In a recent survey, the FSB found that the US is the most important individual country market for small firms hoping to export over the next three years, with 46% selecting the country.

“Small businesses are already the backbone of the UK’s domestic economy. And especially in these difficult times, we now need to see their share of global trade start to catch up. We can do this by putting SMEs front and centre of all new trade agreements,” says Cherry. “Securing a pro-small business free trade agreement, which includes a comprehensive and dedicated small business chapter, will be essential to addressing the needs and distinct challenges that small firms face when engaged in transatlantic trade.”

To address this, the Department for International Trade (DIT) says it will seek SME-friendly provisions in areas from customs and trade facilitation, services sectors and business mobility to telecommunications, digital trade and intellectual property. With around two-thirds of UK services trade with the US delivered remotely, a digital trade chapter is also planned to maximise opportunities for exporters.

Welcoming this announcement, Julian David, CEO of technology association techUK, which represents 850 UK technology firms – the majority of which are SMEs – says: “The US is one of our most important partners for both exports of UK technology and inward investment in our digital economy. Together, as we move into a post-Covid world, we should aim for progressive, ambitious digital trade provisions that will help build the economy of the future.”

According to the DIT, removing high tariffs on UK products like cheese, ceramics and textiles, which face rates of 17.6%, 28% and 32% respectively, would make UK products significantly more competitive in the US. Also standing to win are exports of steel and aluminium, which are currently subject to wider US tariffs against the EU.

If the UK can achieve substantial tariff liberalisation as well as a weighty reduction in the levels of actionable non-tariff measures and regulatory restrictions, the DIT predicts an increase of between  4.3% and 7.7% in exports to the US, and a 4.1 to 8.6% increase in imports.

But while both sides have spoken of their desire to come to an agreement quickly, there are several key sticking points which may hamper progress. The UK’s dependence on food imports is seen as a potential opportunity for the politically powerful US agricultural industry, although the UK government insists it is its domestic farmers who will benefit most.

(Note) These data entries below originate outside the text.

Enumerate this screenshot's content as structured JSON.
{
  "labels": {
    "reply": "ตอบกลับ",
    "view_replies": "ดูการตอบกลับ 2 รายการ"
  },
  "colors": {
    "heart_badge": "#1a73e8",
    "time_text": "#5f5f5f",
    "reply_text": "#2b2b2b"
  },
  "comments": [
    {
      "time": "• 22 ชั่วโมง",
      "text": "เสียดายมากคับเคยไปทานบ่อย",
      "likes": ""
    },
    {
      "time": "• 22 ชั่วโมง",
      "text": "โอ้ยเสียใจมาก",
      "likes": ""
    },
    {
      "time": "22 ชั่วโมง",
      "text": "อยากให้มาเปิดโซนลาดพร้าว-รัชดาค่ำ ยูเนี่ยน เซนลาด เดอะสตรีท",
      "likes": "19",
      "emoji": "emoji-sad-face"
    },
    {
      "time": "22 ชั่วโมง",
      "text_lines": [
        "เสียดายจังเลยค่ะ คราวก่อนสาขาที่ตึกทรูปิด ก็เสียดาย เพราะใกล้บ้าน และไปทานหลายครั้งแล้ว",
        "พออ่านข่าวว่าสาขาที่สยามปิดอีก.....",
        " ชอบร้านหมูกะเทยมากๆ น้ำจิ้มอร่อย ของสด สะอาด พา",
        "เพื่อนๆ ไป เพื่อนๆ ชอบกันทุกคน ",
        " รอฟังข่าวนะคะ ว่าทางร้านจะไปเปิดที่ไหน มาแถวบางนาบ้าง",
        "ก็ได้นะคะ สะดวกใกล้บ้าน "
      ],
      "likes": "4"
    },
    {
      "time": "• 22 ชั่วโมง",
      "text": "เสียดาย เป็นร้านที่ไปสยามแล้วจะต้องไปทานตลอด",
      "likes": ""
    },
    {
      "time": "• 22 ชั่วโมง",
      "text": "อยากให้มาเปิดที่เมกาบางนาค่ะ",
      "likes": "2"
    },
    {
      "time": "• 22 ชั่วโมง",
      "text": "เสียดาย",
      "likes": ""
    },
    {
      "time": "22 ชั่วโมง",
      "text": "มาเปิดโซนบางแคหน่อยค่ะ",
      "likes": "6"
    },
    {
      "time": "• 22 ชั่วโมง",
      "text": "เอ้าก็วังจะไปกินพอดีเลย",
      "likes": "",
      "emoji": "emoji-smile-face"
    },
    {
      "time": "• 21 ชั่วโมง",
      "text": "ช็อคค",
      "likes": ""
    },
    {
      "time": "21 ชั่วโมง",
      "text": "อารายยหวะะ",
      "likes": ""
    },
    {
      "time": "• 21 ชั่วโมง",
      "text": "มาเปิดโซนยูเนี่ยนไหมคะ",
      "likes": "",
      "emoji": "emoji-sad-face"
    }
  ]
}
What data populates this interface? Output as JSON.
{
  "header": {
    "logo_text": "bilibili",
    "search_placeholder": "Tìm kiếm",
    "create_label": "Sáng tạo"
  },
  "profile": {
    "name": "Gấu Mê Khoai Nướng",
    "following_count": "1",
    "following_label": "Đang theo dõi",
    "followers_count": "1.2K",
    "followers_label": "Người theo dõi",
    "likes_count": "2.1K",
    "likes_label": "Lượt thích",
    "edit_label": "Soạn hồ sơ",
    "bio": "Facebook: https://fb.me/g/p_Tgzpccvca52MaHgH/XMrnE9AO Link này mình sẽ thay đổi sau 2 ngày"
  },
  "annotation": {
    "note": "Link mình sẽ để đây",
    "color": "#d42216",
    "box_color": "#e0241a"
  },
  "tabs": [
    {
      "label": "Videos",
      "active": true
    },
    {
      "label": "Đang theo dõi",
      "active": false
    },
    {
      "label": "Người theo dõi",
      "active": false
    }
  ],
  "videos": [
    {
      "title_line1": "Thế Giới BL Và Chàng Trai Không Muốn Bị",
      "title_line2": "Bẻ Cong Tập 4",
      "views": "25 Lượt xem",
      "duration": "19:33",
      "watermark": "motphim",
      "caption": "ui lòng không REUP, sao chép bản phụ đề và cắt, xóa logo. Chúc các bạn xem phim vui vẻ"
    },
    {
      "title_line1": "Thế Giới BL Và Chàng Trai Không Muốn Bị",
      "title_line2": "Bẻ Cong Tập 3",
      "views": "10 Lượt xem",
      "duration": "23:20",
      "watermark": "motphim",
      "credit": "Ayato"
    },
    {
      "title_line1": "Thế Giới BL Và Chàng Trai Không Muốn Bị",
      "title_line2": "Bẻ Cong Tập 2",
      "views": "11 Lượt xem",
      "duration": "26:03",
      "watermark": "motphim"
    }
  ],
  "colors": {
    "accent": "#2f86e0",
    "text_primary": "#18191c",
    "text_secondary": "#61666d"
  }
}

Food labelling standards are also an issue, with the office of the US trade representative stating in 2018 that it considers nutrition labelling – such as the so-called “traffic light” system used in the UK – as a “barrier to trade”.

“I suspect it’s going to be a complicated deal,” says Sean Ramsden, founder of Ramsden International, which exports British grocery products around the world. “My big concern as someone in the food industry is that food and agriculture is likely to be the contentious area here.”

However, he tells GTR that he is optimistic about the opportunities a trade agreement will bring. “We have been exporting British food around the world since 1970. The easier it is to do that and the less regulatory barriers and taxes on UK products entering foreign markets, the more we’ll sell.”